  • The facilitator has to ‘keep an eye open’ to make sure individuals are not sitting passively and not getting off the track.
  • The facilitator should acknowledge time constraints while also assuring group that their contributions are important.

Key questions

Two key questions can be very effective in structuring a debriefing:

  • What went well?
  • What didn’t go well?

Within each key question you can ask:

  • Why did things happen?
  • What will we do differently and better next time?
  • How can we use this information?

Guidelines for reports

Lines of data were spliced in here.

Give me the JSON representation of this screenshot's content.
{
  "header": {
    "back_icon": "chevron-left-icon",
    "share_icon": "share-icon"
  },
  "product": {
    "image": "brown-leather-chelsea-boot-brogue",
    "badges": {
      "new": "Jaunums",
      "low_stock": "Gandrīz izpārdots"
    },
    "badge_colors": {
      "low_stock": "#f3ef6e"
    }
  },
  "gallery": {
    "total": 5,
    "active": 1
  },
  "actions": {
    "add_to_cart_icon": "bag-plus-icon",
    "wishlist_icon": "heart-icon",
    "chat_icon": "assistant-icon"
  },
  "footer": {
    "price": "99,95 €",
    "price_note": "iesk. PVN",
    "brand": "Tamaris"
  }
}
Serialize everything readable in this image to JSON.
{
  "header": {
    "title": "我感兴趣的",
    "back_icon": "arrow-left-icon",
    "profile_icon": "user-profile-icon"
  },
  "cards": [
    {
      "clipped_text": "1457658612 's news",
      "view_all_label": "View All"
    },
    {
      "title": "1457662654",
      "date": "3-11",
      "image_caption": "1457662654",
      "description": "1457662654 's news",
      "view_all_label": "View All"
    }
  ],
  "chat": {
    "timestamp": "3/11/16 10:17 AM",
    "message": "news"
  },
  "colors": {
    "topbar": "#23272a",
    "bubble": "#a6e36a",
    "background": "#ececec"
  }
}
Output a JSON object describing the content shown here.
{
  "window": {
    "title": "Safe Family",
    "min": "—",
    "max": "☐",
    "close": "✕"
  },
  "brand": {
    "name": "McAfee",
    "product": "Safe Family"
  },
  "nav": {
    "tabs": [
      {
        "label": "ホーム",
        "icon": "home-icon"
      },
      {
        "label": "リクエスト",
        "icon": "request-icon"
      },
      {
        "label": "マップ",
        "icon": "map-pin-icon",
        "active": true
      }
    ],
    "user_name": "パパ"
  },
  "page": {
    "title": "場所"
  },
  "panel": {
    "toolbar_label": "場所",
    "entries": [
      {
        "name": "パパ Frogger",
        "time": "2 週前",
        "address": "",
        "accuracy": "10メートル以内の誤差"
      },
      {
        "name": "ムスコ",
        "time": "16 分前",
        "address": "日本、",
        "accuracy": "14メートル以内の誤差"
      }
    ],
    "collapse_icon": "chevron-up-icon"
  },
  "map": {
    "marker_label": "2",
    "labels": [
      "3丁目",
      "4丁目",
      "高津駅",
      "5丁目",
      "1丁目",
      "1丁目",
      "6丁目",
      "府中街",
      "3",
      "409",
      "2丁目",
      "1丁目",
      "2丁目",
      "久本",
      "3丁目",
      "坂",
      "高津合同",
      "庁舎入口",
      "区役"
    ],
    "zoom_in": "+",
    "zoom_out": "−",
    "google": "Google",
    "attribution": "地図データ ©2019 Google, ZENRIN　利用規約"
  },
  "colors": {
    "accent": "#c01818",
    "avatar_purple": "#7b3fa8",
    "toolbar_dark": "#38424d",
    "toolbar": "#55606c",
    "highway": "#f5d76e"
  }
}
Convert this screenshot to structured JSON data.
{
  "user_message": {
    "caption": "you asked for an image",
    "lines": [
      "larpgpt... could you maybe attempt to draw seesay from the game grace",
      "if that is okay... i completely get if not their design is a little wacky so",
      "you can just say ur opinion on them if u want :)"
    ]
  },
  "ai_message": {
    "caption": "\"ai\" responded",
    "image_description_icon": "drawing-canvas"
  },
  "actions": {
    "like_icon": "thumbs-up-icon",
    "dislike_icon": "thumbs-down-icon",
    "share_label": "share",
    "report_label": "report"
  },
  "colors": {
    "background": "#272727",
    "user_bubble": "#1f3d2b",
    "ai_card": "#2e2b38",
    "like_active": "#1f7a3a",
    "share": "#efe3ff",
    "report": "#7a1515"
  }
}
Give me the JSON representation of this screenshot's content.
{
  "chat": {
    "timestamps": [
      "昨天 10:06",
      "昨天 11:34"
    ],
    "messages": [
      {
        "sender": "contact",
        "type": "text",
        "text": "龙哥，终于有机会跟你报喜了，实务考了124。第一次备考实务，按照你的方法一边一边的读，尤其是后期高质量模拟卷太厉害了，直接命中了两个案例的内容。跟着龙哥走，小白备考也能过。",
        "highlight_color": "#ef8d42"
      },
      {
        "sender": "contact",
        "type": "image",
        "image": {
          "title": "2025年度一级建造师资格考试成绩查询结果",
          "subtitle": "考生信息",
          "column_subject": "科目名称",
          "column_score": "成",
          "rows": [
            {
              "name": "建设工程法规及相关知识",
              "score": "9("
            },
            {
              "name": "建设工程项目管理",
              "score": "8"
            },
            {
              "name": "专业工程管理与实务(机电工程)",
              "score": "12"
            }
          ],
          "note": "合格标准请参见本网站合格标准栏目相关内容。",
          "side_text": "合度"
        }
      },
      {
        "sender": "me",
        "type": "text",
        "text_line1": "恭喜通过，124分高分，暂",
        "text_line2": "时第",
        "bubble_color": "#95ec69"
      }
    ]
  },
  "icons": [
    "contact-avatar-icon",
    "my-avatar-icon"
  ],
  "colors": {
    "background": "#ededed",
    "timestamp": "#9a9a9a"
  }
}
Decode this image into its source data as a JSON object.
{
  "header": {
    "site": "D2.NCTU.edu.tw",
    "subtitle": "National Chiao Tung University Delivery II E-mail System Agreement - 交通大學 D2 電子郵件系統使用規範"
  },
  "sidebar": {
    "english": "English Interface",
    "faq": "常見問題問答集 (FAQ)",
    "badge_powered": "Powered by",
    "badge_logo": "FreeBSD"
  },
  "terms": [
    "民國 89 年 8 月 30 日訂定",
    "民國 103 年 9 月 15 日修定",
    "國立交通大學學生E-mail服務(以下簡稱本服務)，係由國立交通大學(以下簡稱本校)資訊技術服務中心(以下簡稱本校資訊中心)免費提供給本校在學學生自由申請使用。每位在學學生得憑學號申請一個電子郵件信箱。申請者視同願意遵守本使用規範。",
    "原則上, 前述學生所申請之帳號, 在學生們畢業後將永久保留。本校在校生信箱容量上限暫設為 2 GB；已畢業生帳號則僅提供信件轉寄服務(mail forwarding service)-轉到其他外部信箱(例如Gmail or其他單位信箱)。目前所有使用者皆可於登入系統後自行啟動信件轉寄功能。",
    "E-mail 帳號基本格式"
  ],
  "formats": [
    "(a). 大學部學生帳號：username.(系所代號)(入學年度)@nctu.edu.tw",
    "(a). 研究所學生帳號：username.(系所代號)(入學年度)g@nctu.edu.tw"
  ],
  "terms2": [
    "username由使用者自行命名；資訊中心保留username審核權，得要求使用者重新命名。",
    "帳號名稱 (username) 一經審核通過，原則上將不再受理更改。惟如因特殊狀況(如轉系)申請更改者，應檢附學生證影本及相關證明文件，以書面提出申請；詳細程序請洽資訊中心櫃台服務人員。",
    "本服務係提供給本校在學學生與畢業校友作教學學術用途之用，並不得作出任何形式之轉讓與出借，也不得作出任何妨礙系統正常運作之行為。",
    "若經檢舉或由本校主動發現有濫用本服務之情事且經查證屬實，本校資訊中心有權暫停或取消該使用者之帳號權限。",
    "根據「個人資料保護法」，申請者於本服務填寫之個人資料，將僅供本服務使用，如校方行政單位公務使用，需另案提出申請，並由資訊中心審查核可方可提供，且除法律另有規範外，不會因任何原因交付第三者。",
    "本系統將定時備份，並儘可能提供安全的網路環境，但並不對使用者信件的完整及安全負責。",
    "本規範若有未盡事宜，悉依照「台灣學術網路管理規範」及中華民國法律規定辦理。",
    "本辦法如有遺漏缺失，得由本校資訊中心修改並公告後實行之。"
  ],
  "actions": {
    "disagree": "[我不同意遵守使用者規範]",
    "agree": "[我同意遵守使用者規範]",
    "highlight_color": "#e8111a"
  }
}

You may like to consider writing a formal report about your Australia Day celebrations. This will be particularly useful if you are required to report back to your local council, sponsors or supporters. Each community and event is different, so every Australia Day report will be different. Here is a suggestion of how you might lay out a report, and a sample report. However, it is up to you to decide what elements you think we be most useful for you to include.

 

Australia Day Report template

 

1. OVERVIEW

Focuses on context and organisation; on the ‘nuts and bolts’ features.

  • Australia Day Organiser’s objectives
  • Governance
  • Australia Day Program
  • Budget and sponsorship

 

2. PROGRAMS

Details programs and initiatives of the states or territories or the National Australia Day body.

List and give a brief account of programs, for example

  • Sports awards
  • Local Government Awards
  • Ambassadors Program

 

3. EVENTS

Describes the local Australia Day events-name, place, time, atmosphere, scale. It describes the events that bring people together at the local level.

Events specific to this community

  • Citizenship and Flag Raising
  • Australia Day lunch
  • List a brief account of event.

 

4. RECOMMENDATIONS

This section records the successes, changes and suggestions for future events and programs. List between 5 and 15 recommendations, depending on the scale of your event.